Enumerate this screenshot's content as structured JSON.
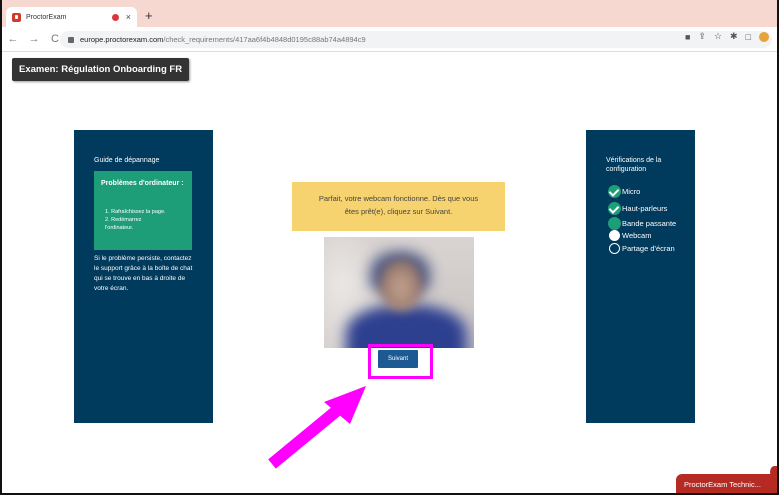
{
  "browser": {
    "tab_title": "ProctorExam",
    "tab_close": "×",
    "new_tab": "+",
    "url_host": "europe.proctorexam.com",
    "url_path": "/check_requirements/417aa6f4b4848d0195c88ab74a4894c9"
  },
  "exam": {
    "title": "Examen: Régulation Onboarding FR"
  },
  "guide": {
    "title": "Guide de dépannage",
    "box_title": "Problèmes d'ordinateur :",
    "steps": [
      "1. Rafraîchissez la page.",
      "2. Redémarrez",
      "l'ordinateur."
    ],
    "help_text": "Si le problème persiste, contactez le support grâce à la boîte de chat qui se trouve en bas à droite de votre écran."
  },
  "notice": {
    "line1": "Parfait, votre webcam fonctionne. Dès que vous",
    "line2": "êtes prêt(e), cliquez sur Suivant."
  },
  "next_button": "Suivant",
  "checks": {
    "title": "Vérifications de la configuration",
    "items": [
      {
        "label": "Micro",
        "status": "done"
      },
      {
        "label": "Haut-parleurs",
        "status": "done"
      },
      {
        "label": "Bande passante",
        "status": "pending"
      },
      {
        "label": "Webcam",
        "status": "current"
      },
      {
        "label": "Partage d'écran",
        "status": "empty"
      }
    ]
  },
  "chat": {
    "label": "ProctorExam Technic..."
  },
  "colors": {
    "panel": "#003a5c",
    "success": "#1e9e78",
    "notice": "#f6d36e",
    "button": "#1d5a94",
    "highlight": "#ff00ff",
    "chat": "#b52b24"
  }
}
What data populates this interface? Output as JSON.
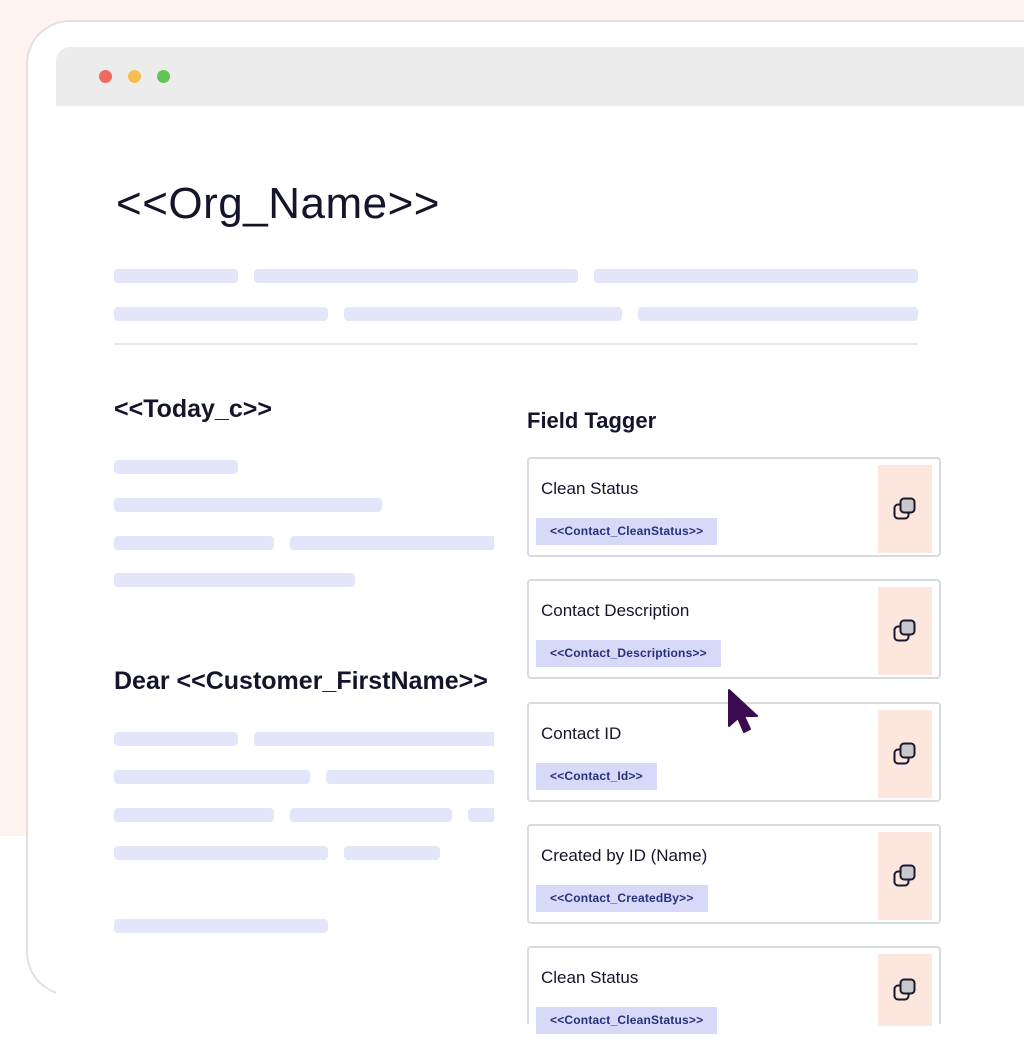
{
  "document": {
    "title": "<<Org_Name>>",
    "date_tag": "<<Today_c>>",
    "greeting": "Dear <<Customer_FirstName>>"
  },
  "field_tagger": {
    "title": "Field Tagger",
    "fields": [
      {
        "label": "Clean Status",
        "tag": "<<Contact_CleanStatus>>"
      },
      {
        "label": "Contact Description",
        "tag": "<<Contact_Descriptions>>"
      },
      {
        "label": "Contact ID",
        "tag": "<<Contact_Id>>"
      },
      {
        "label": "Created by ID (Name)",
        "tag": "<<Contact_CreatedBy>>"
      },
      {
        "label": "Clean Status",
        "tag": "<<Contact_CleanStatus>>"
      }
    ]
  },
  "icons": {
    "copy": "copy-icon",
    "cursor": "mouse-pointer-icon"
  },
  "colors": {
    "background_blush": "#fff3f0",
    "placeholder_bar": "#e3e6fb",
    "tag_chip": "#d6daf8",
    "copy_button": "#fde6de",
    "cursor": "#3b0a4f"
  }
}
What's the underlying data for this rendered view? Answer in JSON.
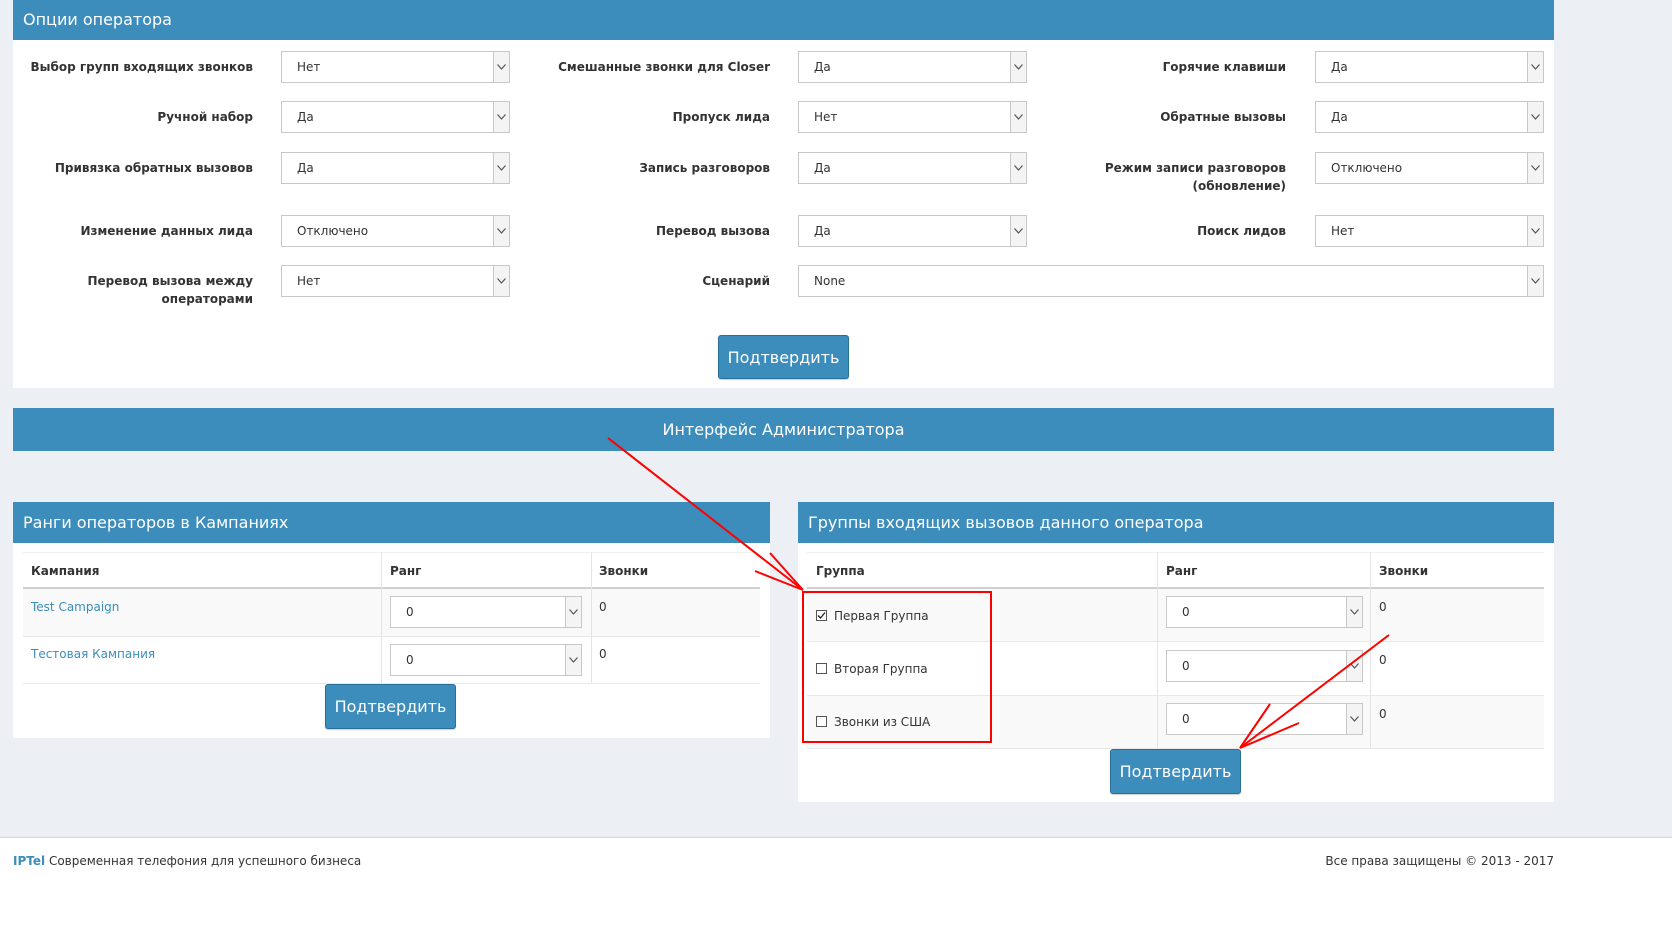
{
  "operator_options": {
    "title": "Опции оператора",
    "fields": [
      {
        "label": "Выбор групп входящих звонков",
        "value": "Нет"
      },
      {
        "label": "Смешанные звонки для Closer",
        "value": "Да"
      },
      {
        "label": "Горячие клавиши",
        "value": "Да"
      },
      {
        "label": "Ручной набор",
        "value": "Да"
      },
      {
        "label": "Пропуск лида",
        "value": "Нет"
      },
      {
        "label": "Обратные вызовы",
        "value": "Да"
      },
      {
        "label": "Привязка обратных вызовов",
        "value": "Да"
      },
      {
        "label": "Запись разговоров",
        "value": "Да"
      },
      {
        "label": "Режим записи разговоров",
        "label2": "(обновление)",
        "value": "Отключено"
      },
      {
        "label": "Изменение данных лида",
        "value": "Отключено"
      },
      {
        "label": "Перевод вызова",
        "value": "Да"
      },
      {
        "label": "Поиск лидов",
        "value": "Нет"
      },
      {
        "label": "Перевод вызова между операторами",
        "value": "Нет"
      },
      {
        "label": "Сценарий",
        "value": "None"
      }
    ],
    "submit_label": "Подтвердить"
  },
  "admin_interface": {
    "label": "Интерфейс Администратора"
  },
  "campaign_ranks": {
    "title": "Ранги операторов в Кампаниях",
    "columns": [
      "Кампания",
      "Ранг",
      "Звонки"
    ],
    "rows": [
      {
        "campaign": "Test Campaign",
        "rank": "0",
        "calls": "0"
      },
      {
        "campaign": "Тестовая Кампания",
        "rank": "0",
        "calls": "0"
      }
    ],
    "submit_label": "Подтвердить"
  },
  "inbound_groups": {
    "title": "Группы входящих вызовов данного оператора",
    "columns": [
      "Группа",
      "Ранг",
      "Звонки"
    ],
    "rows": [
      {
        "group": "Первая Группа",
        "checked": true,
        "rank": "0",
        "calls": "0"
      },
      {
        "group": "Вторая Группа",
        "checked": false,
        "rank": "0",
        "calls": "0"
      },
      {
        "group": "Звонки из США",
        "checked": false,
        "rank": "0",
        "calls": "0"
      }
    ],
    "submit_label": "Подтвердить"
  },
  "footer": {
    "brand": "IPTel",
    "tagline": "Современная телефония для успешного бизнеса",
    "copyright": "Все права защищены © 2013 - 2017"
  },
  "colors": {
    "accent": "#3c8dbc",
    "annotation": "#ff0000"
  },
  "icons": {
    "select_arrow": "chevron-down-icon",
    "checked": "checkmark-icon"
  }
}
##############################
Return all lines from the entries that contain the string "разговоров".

Task answer:
        "label": "Запись разговоров",
        "label": "Режим записи разговоров",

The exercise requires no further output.